“[It] could lead to faltering rain, increased drought, increased carbon dioxide emissions, increased flooding, loss of biodiversity, loss of medical possibilities, increased fires, and poverty,” the researchers say.
Their contribution adds to the global chorus urging action to preserve the rainforest. This includes a group of academics and activists who warn that the Amazon “will collapse if Bolsonaro remains president”.
So, how can the global community turn the tide on deforestation in the Amazon?
Many point out that market forces and the world’s appetite for products like beef and soy play a large role in increasing deforestation.
Supermarkets and other corporations in Australia and parts of Europe have threatened to boycott products that originate in the Amazon basin, which includes Brazil and seven other South American nations.
While her research doesn’t directly explore the role of agriculture in deforestation, Dr Baragwanath says she is in “two minds” about blocking consumption from certain countries.
“If we discover that some big exporters are involved in illegal deforestation or unsustainable production methods, then blocking consumption from those companies would be appropriate,” she says.
“But there are producers in Brazil doing things the right way, and I don’t think they should suffer the consequences of such a broad policy.

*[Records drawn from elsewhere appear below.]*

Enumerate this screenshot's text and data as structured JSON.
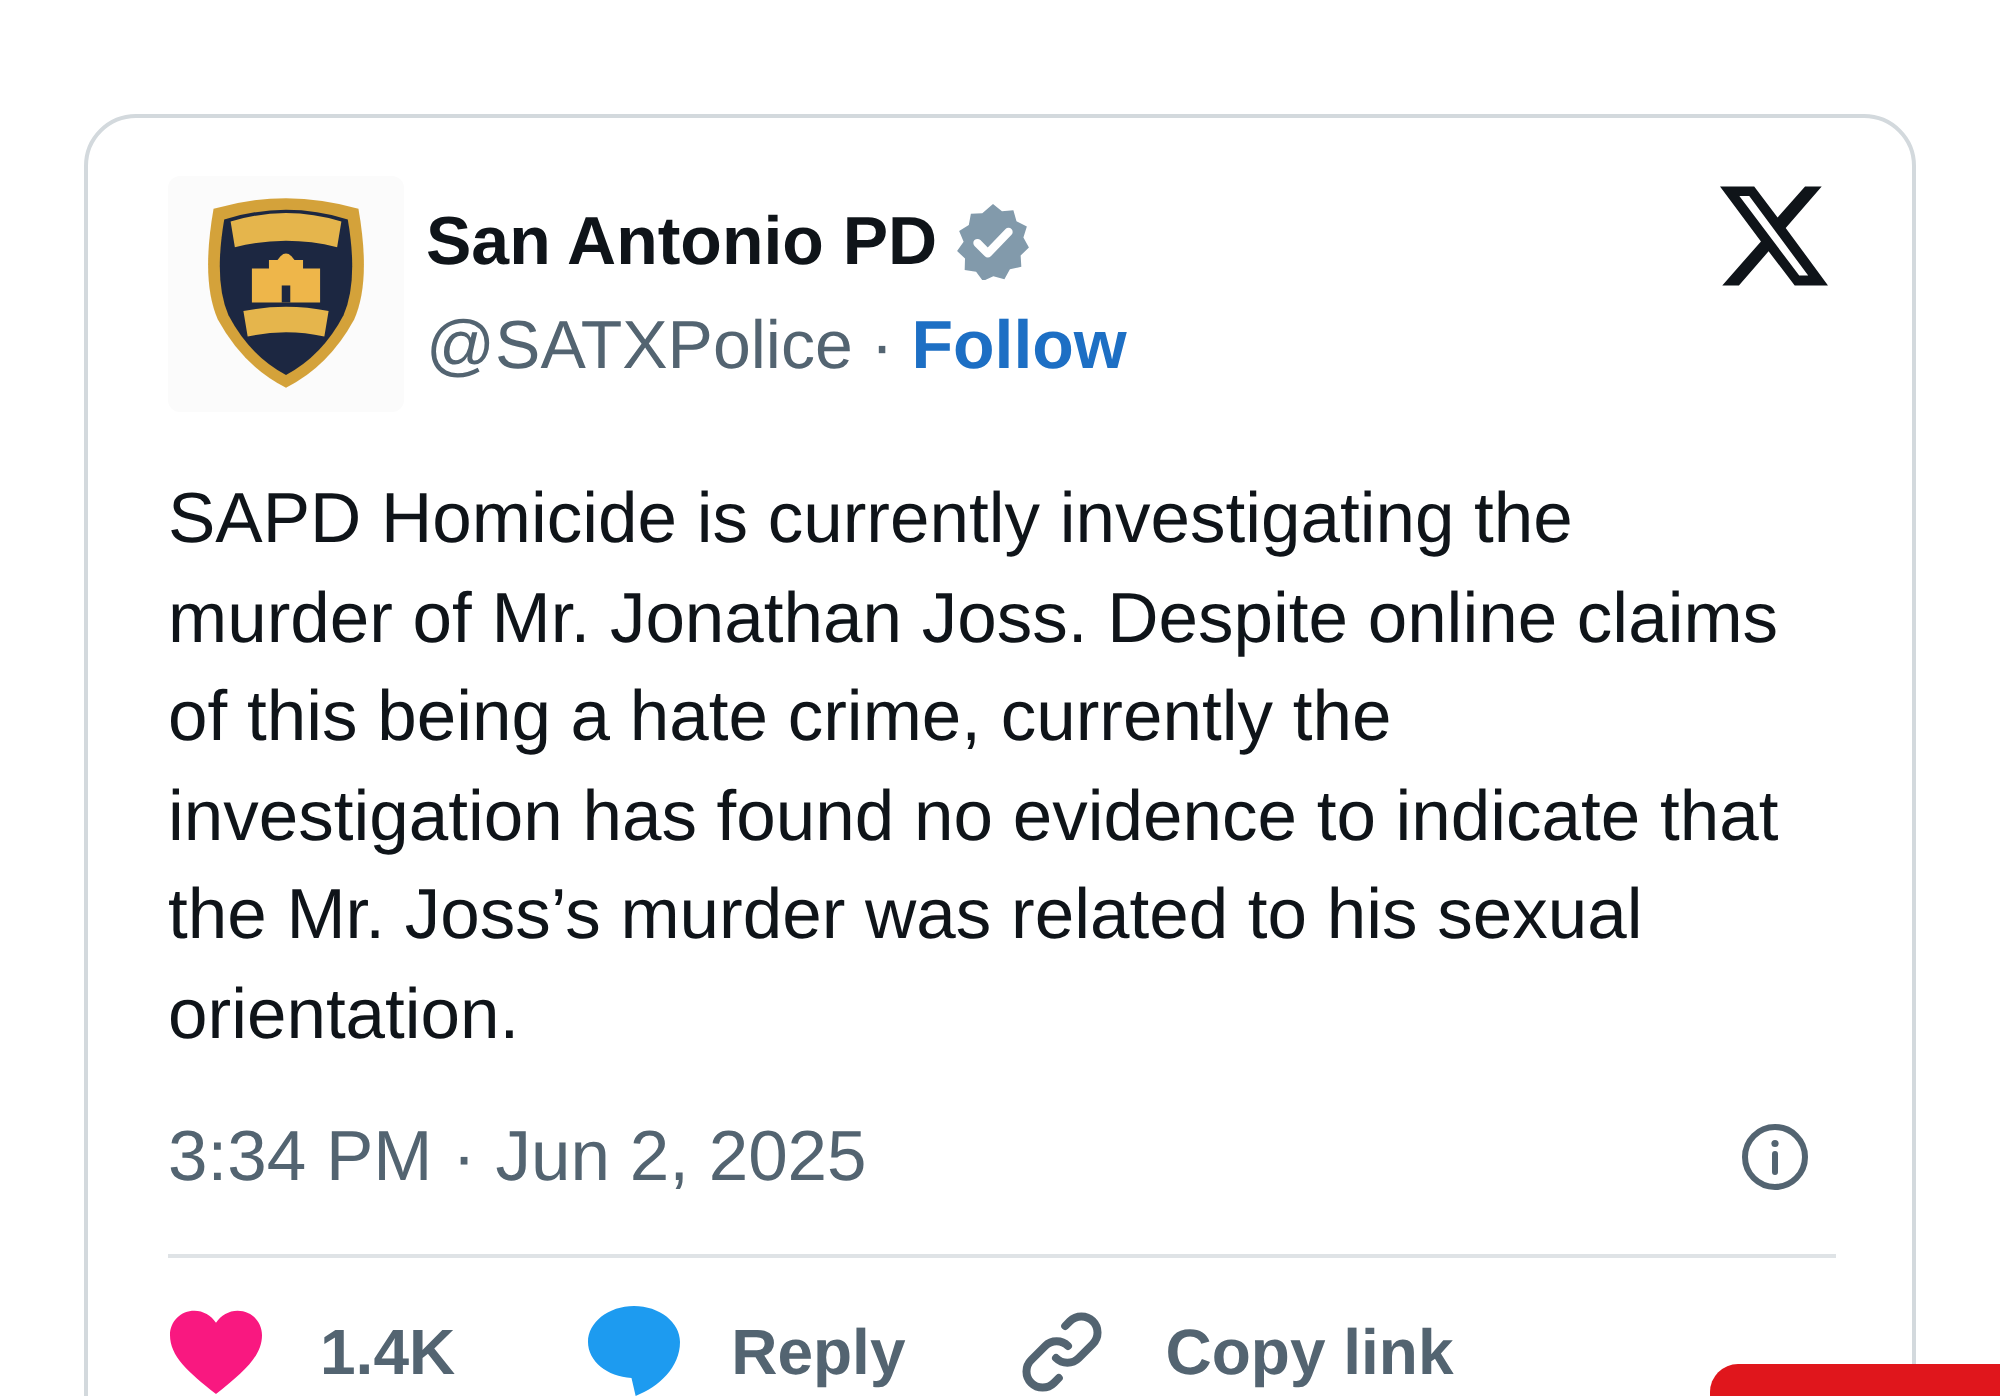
{
  "post": {
    "author": {
      "name": "San Antonio PD",
      "verified": true,
      "handle": "@SATXPolice",
      "separator": "·",
      "follow_label": "Follow"
    },
    "text": "SAPD Homicide is currently investigating the\nmurder of Mr. Jonathan Joss. Despite online claims\nof this being a hate crime, currently the\ninvestigation has found no evidence to indicate that\nthe Mr. Joss’s murder was related to his sexual\norientation.",
    "timestamp": "3:34 PM · Jun 2, 2025",
    "actions": [
      {
        "kind": "like",
        "label": "1.4K"
      },
      {
        "kind": "reply",
        "label": "Reply"
      },
      {
        "kind": "copy_link",
        "label": "Copy link"
      }
    ]
  }
}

I would prefer to see better transparency in terms of the chain of production, supply chains, and how the land was acquired.”
Meanwhile, in 2021, the World Economic Forum released a list of 10 key actions needed to save the Amazon, including an immediate halt to all commercial activities that threaten the survival of the forest and its people.
While there is no single solution to slowing deforestation and ultimately saving the rainforest from collapse, Dr Baragwanath says that the land rights and traditional conservation practices of the Amazon’s Indigenous tribes must be prioritised and respected.
“The protection of Indigenous territories serves a human-rights role, recognising these peoples’ original right to land,” she says. “But they are also a cost-effective way for governments to preserve the Amazon rainforest, which is important for the future of Brazil, and the rest of the world in our attempts to mitigate the effects of climate change.”
Dr Kathryn Baragwanath is a research fellow at ACU’s Institute for Humanities and Social Sciences. Her research focuses on the political economy of natural resources and environmental politics, with a focus on Latin America, where she is from. Her forthcoming book will explore the effects of oil windfalls on political corruption in Brazil.